These warnings inform the predictions and tracking and are constantly updated to give people the much needed time to prepare and plan.

Studies indicate that authorities need to allow a full 24 hours after definitive evacuation orders for people to get ready and actually leave. Preparing to go, coordinating work and family members, and organizing transportation can take a full day. And after that, evacuees may need 10 hours of daylight to travel before hurricane force winds arrive. People like to leave in daylight. Storms don’t always fit around human issues. Clearance times for the Miami area, for instance, run 20 to 30 hours, depending on the size of storm forecast.

As noted above in the SANDY chart, this 24+10 hour time frame is approximately how far out hurricane forecasters can accurately predict where storm surge impact is likely to be.

In the case of evacuation for a hurricane that can be many days away, when the cost of mobilizing is high and the probability of it being needed is very low preparation should be key with a count down process.

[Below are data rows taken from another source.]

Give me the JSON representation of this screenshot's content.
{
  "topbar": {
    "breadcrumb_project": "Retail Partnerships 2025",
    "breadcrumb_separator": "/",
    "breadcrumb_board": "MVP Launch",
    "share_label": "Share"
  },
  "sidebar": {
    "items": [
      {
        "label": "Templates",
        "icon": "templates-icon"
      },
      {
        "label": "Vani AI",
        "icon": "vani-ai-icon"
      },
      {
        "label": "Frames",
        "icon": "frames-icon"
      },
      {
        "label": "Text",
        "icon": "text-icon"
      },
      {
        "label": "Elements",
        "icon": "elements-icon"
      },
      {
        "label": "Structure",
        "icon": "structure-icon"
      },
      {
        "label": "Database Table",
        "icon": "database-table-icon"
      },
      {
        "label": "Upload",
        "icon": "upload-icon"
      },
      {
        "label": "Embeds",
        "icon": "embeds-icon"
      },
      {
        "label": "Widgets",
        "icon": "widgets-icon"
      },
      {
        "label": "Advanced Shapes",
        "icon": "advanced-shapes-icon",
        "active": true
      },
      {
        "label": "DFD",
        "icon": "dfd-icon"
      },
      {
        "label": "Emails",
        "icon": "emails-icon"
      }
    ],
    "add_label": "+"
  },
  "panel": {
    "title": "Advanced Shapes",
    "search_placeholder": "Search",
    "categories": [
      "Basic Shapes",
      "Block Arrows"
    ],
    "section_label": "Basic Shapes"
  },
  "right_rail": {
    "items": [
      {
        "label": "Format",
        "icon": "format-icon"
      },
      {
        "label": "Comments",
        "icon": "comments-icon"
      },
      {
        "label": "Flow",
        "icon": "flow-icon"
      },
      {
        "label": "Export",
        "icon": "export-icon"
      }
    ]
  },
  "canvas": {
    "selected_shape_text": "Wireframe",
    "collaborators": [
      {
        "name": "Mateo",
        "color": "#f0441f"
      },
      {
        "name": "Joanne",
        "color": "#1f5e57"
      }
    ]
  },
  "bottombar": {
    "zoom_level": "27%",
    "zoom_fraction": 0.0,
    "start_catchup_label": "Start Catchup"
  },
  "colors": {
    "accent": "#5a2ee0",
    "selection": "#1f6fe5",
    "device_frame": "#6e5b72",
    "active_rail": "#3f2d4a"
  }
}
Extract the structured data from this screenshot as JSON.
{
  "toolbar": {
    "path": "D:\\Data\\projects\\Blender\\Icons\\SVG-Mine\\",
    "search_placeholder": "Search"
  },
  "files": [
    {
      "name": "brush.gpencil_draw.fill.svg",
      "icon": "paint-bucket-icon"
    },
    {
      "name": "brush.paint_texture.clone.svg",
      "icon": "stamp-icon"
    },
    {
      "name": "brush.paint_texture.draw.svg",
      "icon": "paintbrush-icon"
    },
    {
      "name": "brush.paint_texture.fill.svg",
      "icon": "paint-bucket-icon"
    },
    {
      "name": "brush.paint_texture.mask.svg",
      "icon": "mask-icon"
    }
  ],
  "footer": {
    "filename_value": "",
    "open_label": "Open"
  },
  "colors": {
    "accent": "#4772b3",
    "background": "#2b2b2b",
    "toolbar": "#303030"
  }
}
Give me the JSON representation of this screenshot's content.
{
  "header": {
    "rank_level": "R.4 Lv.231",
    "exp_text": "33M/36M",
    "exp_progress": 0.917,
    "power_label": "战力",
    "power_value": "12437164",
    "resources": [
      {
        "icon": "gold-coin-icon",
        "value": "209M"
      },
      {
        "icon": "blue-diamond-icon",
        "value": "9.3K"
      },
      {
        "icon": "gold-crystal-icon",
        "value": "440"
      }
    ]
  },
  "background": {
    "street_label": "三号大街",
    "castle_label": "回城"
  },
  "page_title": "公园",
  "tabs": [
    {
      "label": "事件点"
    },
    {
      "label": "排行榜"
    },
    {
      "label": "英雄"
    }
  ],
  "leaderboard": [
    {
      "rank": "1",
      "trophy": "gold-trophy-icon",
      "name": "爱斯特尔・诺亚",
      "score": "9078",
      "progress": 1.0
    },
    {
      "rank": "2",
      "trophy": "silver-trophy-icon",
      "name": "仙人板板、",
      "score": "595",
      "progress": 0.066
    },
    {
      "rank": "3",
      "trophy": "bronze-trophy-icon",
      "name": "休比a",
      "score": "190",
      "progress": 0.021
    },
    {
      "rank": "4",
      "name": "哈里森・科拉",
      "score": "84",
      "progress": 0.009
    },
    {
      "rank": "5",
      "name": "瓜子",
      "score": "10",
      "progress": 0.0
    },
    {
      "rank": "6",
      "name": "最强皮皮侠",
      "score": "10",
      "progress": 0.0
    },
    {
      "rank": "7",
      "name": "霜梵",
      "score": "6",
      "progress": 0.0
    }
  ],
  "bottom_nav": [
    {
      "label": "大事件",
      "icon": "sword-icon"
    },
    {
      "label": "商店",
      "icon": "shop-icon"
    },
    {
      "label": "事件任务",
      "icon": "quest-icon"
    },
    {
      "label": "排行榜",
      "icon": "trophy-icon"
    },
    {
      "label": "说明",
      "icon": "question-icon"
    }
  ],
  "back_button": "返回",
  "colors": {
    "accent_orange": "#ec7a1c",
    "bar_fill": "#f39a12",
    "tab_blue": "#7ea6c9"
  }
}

So back to the Clash – should I go or should I stay …… “Prepare for the worst” well in advance, “know what the worst case could be and be prepared to face it if it comes to pass.” Know this 24 hour in advance and leave, even if its dark!!

Further Reading

Hurricane Insurance

Climate Change

2018 disaster losses

Hurricane Flood Damage

Why disasters need insurance

Why Parametric insurance

At Microinsurance we are focused on changing the way insurance is developed and processed. We are a digital insurance company focused on ease of processing(https://www.microinsurance.com). We are in the forefront of that change; developing policies by the season, job, by the hour, by the day and by the Km, thus fitting our model to that of the platforms and the way small and micro businesses see risk. We are unbundling policies so that the cover offered fits with peoples needs or the actual job or process being undertaken.

Ref The Conversation ; NBC

Posted in MicroInsurance blog on Aug 31, 2019